Collected data:

··········

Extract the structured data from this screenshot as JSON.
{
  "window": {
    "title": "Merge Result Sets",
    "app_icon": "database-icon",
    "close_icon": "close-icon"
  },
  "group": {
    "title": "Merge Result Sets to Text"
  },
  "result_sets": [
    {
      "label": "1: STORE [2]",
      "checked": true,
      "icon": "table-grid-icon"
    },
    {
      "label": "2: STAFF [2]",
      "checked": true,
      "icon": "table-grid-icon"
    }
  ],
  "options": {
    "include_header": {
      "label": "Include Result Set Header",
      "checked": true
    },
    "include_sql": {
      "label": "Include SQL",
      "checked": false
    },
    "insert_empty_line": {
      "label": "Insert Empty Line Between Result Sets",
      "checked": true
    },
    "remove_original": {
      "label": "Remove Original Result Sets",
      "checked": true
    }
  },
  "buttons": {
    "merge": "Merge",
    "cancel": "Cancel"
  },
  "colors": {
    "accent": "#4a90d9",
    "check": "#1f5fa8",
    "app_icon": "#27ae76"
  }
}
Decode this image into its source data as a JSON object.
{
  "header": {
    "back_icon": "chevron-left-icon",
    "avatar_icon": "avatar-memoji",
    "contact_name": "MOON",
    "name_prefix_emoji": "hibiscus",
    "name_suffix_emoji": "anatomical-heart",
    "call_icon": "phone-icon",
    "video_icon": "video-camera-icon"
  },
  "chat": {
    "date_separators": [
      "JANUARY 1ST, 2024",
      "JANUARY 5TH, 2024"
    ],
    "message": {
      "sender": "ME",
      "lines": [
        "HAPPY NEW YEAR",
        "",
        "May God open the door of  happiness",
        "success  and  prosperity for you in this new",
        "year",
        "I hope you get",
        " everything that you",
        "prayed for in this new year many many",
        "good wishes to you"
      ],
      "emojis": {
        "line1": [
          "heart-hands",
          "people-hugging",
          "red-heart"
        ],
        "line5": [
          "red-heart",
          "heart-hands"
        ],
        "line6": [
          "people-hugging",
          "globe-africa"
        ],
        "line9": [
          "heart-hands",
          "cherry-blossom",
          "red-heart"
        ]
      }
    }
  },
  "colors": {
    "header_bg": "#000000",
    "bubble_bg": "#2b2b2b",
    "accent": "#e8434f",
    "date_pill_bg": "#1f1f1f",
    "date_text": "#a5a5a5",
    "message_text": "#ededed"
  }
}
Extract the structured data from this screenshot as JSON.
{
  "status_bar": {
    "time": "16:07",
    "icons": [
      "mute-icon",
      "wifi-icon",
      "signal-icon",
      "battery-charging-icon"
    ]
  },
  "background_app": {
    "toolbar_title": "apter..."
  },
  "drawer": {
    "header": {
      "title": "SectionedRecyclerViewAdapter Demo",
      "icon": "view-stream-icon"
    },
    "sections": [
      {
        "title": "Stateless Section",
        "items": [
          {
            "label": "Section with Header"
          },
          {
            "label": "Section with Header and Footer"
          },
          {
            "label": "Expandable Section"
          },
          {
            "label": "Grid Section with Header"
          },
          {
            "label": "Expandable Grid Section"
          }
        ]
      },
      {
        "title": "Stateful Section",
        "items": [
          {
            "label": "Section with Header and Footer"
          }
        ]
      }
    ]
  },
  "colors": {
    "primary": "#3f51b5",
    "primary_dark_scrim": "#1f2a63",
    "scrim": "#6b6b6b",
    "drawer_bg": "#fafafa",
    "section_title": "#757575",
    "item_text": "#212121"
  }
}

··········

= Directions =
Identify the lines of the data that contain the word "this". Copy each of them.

= Result of the task =
Extract the structured data from this screenshot as JSON.
Decode this image into its source data as a JSON object.
        "success  and  prosperity for you in this new",
        "prayed for in this new year many many",
Extract the structured data from this screenshot as JSON.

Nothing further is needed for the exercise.